(Interface dataset entries)
++++++++++

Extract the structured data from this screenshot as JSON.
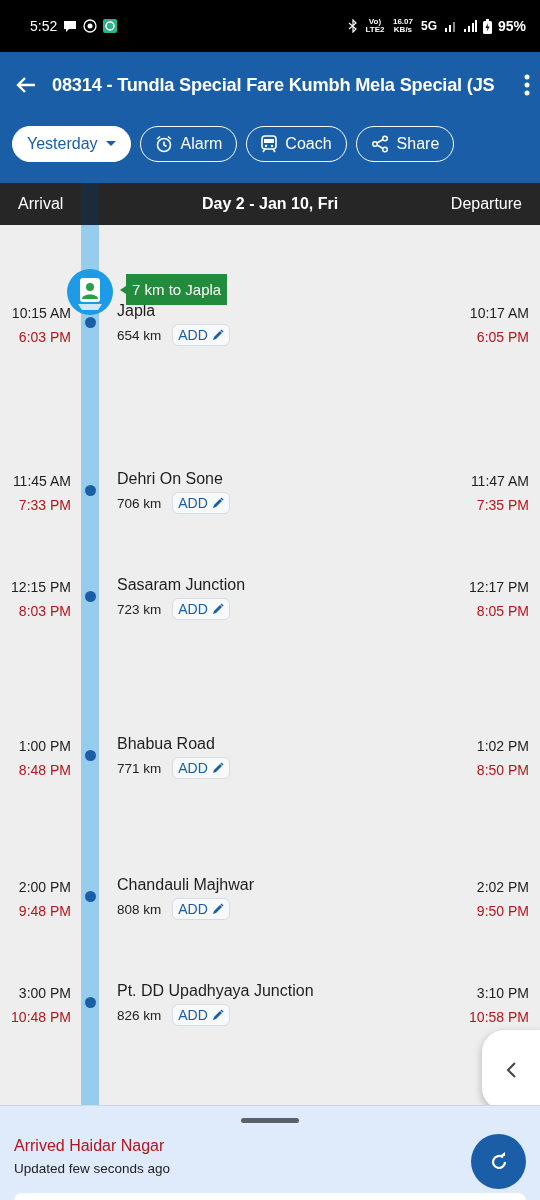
{
  "status_bar": {
    "time": "5:52",
    "network_label": "Vo) LTE2",
    "speed": "16.07 KB/s",
    "network_type": "5G",
    "battery": "95%"
  },
  "header": {
    "title": "08314 - Tundla Special Fare Kumbh Mela Special (JS",
    "chips": [
      {
        "kind": "dropdown",
        "label": "Yesterday",
        "selected": true
      },
      {
        "kind": "alarm",
        "label": "Alarm",
        "selected": false
      },
      {
        "kind": "coach",
        "label": "Coach",
        "selected": false
      },
      {
        "kind": "share",
        "label": "Share",
        "selected": false
      }
    ]
  },
  "columns": {
    "arrival": "Arrival",
    "day": "Day 2 - Jan 10, Fri",
    "departure": "Departure"
  },
  "stations": [
    {
      "name": "Japla",
      "distance": "654 km",
      "add": "ADD",
      "arrival_scheduled": "10:15 AM",
      "arrival_actual": "6:03 PM",
      "departure_scheduled": "10:17 AM",
      "departure_actual": "6:05 PM",
      "train_here": true,
      "train_label": "7 km to Japla"
    },
    {
      "name": "Dehri On Sone",
      "distance": "706 km",
      "add": "ADD",
      "arrival_scheduled": "11:45 AM",
      "arrival_actual": "7:33 PM",
      "departure_scheduled": "11:47 AM",
      "departure_actual": "7:35 PM",
      "train_here": false
    },
    {
      "name": "Sasaram Junction",
      "distance": "723 km",
      "add": "ADD",
      "arrival_scheduled": "12:15 PM",
      "arrival_actual": "8:03 PM",
      "departure_scheduled": "12:17 PM",
      "departure_actual": "8:05 PM",
      "train_here": false
    },
    {
      "name": "Bhabua Road",
      "distance": "771 km",
      "add": "ADD",
      "arrival_scheduled": "1:00 PM",
      "arrival_actual": "8:48 PM",
      "departure_scheduled": "1:02 PM",
      "departure_actual": "8:50 PM",
      "train_here": false
    },
    {
      "name": "Chandauli Majhwar",
      "distance": "808 km",
      "add": "ADD",
      "arrival_scheduled": "2:00 PM",
      "arrival_actual": "9:48 PM",
      "departure_scheduled": "2:02 PM",
      "departure_actual": "9:50 PM",
      "train_here": false
    },
    {
      "name": "Pt. DD Upadhyaya Junction",
      "distance": "826 km",
      "add": "ADD",
      "arrival_scheduled": "3:00 PM",
      "arrival_actual": "10:48 PM",
      "departure_scheduled": "3:10 PM",
      "departure_actual": "10:58 PM",
      "train_here": false
    }
  ],
  "bottom_sheet": {
    "status": "Arrived Haidar Nagar",
    "updated": "Updated few seconds ago"
  }
}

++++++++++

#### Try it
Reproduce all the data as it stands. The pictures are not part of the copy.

#### Response below
Extract the structured data from this screenshot as JSON.
{
  "status_bar": {
    "time": "5:52",
    "network_label": "Vo) LTE2",
    "speed": "16.07 KB/s",
    "network_type": "5G",
    "battery": "95%"
  },
  "header": {
    "title": "08314 - Tundla Special Fare Kumbh Mela Special (JS",
    "chips": [
      {
        "kind": "dropdown",
        "label": "Yesterday",
        "selected": true
      },
      {
        "kind": "alarm",
        "label": "Alarm",
        "selected": false
      },
      {
        "kind": "coach",
        "label": "Coach",
        "selected": false
      },
      {
        "kind": "share",
        "label": "Share",
        "selected": false
      }
    ]
  },
  "columns": {
    "arrival": "Arrival",
    "day": "Day 2 - Jan 10, Fri",
    "departure": "Departure"
  },
  "stations": [
    {
      "name": "Japla",
      "distance": "654 km",
      "add": "ADD",
      "arrival_scheduled": "10:15 AM",
      "arrival_actual": "6:03 PM",
      "departure_scheduled": "10:17 AM",
      "departure_actual": "6:05 PM",
      "train_here": true,
      "train_label": "7 km to Japla"
    },
    {
      "name": "Dehri On Sone",
      "distance": "706 km",
      "add": "ADD",
      "arrival_scheduled": "11:45 AM",
      "arrival_actual": "7:33 PM",
      "departure_scheduled": "11:47 AM",
      "departure_actual": "7:35 PM",
      "train_here": false
    },
    {
      "name": "Sasaram Junction",
      "distance": "723 km",
      "add": "ADD",
      "arrival_scheduled": "12:15 PM",
      "arrival_actual": "8:03 PM",
      "departure_scheduled": "12:17 PM",
      "departure_actual": "8:05 PM",
      "train_here": false
    },
    {
      "name": "Bhabua Road",
      "distance": "771 km",
      "add": "ADD",
      "arrival_scheduled": "1:00 PM",
      "arrival_actual": "8:48 PM",
      "departure_scheduled": "1:02 PM",
      "departure_actual": "8:50 PM",
      "train_here": false
    },
    {
      "name": "Chandauli Majhwar",
      "distance": "808 km",
      "add": "ADD",
      "arrival_scheduled": "2:00 PM",
      "arrival_actual": "9:48 PM",
      "departure_scheduled": "2:02 PM",
      "departure_actual": "9:50 PM",
      "train_here": false
    },
    {
      "name": "Pt. DD Upadhyaya Junction",
      "distance": "826 km",
      "add": "ADD",
      "arrival_scheduled": "3:00 PM",
      "arrival_actual": "10:48 PM",
      "departure_scheduled": "3:10 PM",
      "departure_actual": "10:58 PM",
      "train_here": false
    }
  ],
  "bottom_sheet": {
    "status": "Arrived Haidar Nagar",
    "updated": "Updated few seconds ago"
  }
}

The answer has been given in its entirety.